- Have we proactively replaced all of our lights with LEDs and installed advanced energy management systems to make sure that lights aren’t on when people aren’t using public facilities?
Moreover, a big component of many elected officials’ jobs is procurement. That means that your demands most likely to be heeded are those which involve representatives buying and securing more sustainable goods.
Even asking that the town buys compost and fertilizer that are more sustainable makes a difference. As citizens, we can demand that the things we buy and use are sustainably sourced.
3) Ask city council members to not just commit to Zero Carbon, but to also put in place a specific plan to accomplish that goal.
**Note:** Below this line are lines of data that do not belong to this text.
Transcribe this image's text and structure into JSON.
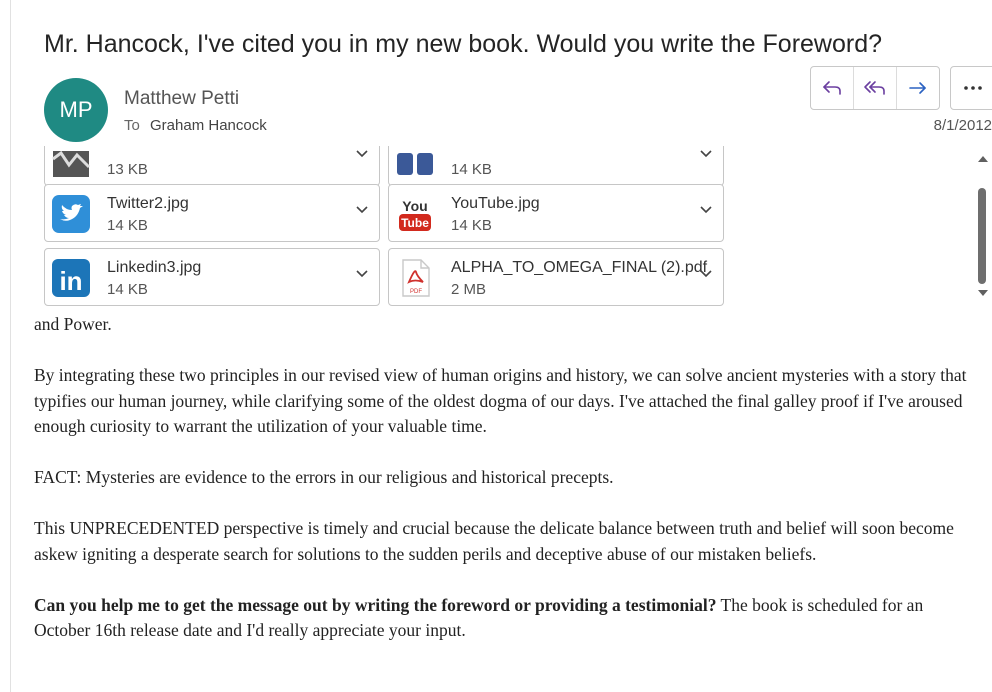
{
  "email": {
    "subject": "Mr. Hancock, I've cited you in my new book. Would you write the Foreword?",
    "avatar_initials": "MP",
    "avatar_color": "#1f8a83",
    "sender_name": "Matthew Petti",
    "to_label": "To",
    "recipient": "Graham Hancock",
    "date": "8/1/2012",
    "actions": [
      "reply-icon",
      "reply-all-icon",
      "forward-icon",
      "more-icon"
    ]
  },
  "attachments": [
    {
      "name": "",
      "size": "13 KB",
      "icon": "image-icon"
    },
    {
      "name": "",
      "size": "14 KB",
      "icon": "facebook-icon"
    },
    {
      "name": "Twitter2.jpg",
      "size": "14 KB",
      "icon": "twitter-icon"
    },
    {
      "name": "YouTube.jpg",
      "size": "14 KB",
      "icon": "youtube-icon"
    },
    {
      "name": "Linkedin3.jpg",
      "size": "14 KB",
      "icon": "linkedin-icon"
    },
    {
      "name": "ALPHA_TO_OMEGA_FINAL (2).pdf",
      "size": "2 MB",
      "icon": "pdf-icon"
    }
  ],
  "youtube_icon_text": {
    "top": "You",
    "bottom": "Tube"
  },
  "pdf_icon_text": "PDF",
  "linkedin_icon_text": "in",
  "body": {
    "p0": "and Power.",
    "p1": "By integrating these two principles in our revised view of human origins and history, we can solve ancient mysteries with a story that typifies our human journey, while clarifying some of the oldest dogma of our days. I've attached the final galley proof if I've aroused enough curiosity to warrant the utilization of your valuable time.",
    "p2": "FACT: Mysteries are evidence to the errors in our religious and historical precepts.",
    "p3": "This UNPRECEDENTED perspective is timely and crucial because the delicate balance between truth and belief will soon become askew igniting a desperate search for solutions to the sudden perils and deceptive abuse of our mistaken beliefs.",
    "p4_bold": "Can you help me to get the message out by writing the foreword or providing a testimonial?",
    "p4_rest": " The book is scheduled for an October 16th release date and I'd really appreciate your input."
  }
}
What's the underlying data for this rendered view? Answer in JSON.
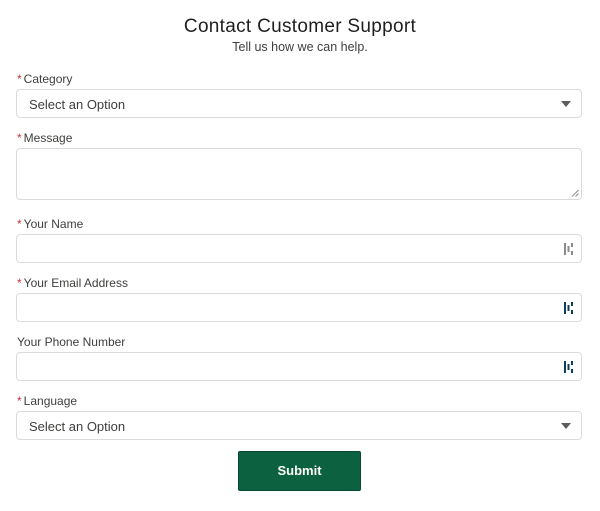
{
  "form": {
    "title": "Contact Customer Support",
    "subtitle": "Tell us how we can help.",
    "required_marker": "*",
    "fields": {
      "category": {
        "label": "Category",
        "required": true,
        "selected": "Select an Option"
      },
      "message": {
        "label": "Message",
        "required": true,
        "value": ""
      },
      "name": {
        "label": "Your Name",
        "required": true,
        "value": "",
        "icon": "password-manager-icon"
      },
      "email": {
        "label": "Your Email Address",
        "required": true,
        "value": "",
        "icon": "password-manager-icon"
      },
      "phone": {
        "label": "Your Phone Number",
        "required": false,
        "value": "",
        "icon": "password-manager-icon"
      },
      "language": {
        "label": "Language",
        "required": true,
        "selected": "Select an Option"
      }
    },
    "submit_label": "Submit"
  },
  "colors": {
    "required": "#c23934",
    "submit_bg": "#0c6140",
    "border": "#dddbda",
    "icon_gray": "#8a8a8a",
    "icon_dark": "#0b3d5c"
  }
}
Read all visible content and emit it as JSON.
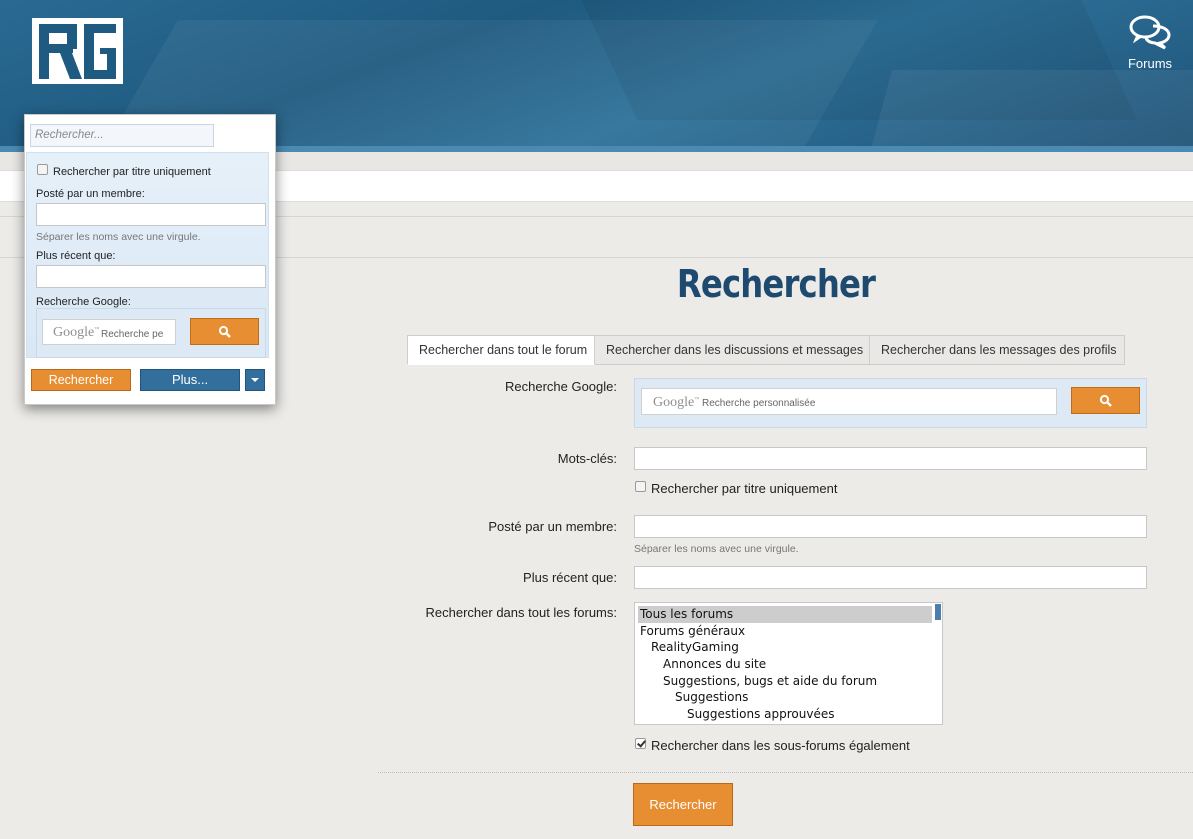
{
  "header": {
    "logo_text": "RG",
    "nav_forums_label": "Forums",
    "nav_forums_icon": "speech-bubbles-icon"
  },
  "popup": {
    "search_placeholder": "Rechercher...",
    "title_only_label": "Rechercher par titre uniquement",
    "posted_by_label": "Posté par un membre:",
    "separator_hint": "Séparer les noms avec une virgule.",
    "newer_than_label": "Plus récent que:",
    "google_label": "Recherche Google:",
    "google_logo": "Google",
    "google_tm": "™",
    "google_placeholder": "Recherche pe",
    "search_button": "Rechercher",
    "more_button": "Plus..."
  },
  "page": {
    "title": "Rechercher",
    "tabs": [
      {
        "label": "Rechercher dans tout le forum",
        "active": true
      },
      {
        "label": "Rechercher dans les discussions et messages",
        "active": false
      },
      {
        "label": "Rechercher dans les messages des profils",
        "active": false
      }
    ]
  },
  "form": {
    "google_label": "Recherche Google:",
    "google_logo": "Google",
    "google_tm": "™",
    "google_placeholder": "Recherche personnalisée",
    "keywords_label": "Mots-clés:",
    "title_only_label": "Rechercher par titre uniquement",
    "posted_by_label": "Posté par un membre:",
    "separator_hint": "Séparer les noms avec une virgule.",
    "newer_than_label": "Plus récent que:",
    "forums_label": "Rechercher dans tout les forums:",
    "forum_options": [
      {
        "label": "Tous les forums",
        "selected": true,
        "level": 0
      },
      {
        "label": "Forums généraux",
        "selected": false,
        "level": 0
      },
      {
        "label": "RealityGaming",
        "selected": false,
        "level": 1
      },
      {
        "label": "Annonces du site",
        "selected": false,
        "level": 2
      },
      {
        "label": "Suggestions, bugs et aide du forum",
        "selected": false,
        "level": 2
      },
      {
        "label": "Suggestions",
        "selected": false,
        "level": 3
      },
      {
        "label": "Suggestions approuvées",
        "selected": false,
        "level": 4
      }
    ],
    "subforums_label": "Rechercher dans les sous-forums également",
    "subforums_checked": true,
    "submit_button": "Rechercher"
  },
  "colors": {
    "header_blue": "#1f5a80",
    "accent_orange": "#e88e32",
    "title_blue": "#1e4a70",
    "button_blue": "#336f9c"
  }
}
In general, everything has been decarbonized in other places in substantial ways. Importing these solutions (including those listed below) to your town takes time and political will to shift resources in a culturally appropriate way, but here are some great places to start:
- Waste: For 35 years, Americans recycled, and all of that recycling was shipped to China. But China won’t take it anymore, and now, American towns don’t know what to do with it. Many countries know exactly how to deal with trash. Push your town to investigate how to put in a single stream recycling facility like the one just installed in Maine by Fiberight.
- Electricity: Switching to clean electricity is easier than it has ever been. For towns in deregulated states, you just have to sign on to clean energy over a long period of time (25 years), and the developer will build a new project for you in the optimal location. In regulated states, every town signs a franchise agreement with the monopoly utility company. Today, almost every town can approach their utility company and demand lower cost clean electricity — which is frankly more profitable for the utility, as well.
- Transportation: Just say NO to road widening and traditional traffic mitigation. Today, there are enough studies that show that the only way to reduce traffic is to get people out of cars. This means figuring out how to help people get down to only one car and, for some people, maybe zero cars. Right now, the average American spends over $750/month per car and $900/month per truck/SUV. This is outrageous. It’s possible to reduce their costs by as much as 50% if the town agrees to partner with companies like Via, Lyft, Uber, and others to create virtual bus routes that substantially reduce costs for consumers and traffic/congestion.
Remember, our national representatives are being lobbied constantly.
Now, for most of us, it’s probably true that attending city council meetings month after month and asking your reps to do things like invest in LED lighting or electric school buses lacks the pomp and excitement of protesting in front of Parliament or marching through the streets.
But it’s worth remembering that the Congresspeople targeted by national protests represent hundreds of thousands of people. And they’re being lobbied constantly — by paid lobbyists, no less.
I’m not saying you shouldn’t participate in mass protests advocating for climate action. Far from it. But we shouldn’t neglect the more on-the-ground work which is equally necessary in this fight. Because not only is that sort of unflashy work necessary, it’s also arguably more effective. It’s perhaps the most economic and efficient way to do your part in combating climate change.
That’s why the best place to start in this fight is at the local level. That’s where we can make real progress now.
And imagine, for a moment, if we came together and we all advocated so persistently at our respective local government meetings. The change would be seismic. If every single town in America enacted $3 million worth of upgrades per year — that’s 30,000 towns/villages — it would, at a sort of base level, account for around $100 billion in positive change. In places like Cincinnati and Kansas City, of course, that number would actually be much larger.
It’s not hard to see how we, collectively, could make very real progress in this fight with no help from the federal government.
We can make that kind of progress on our own. It just starts in our own hometowns.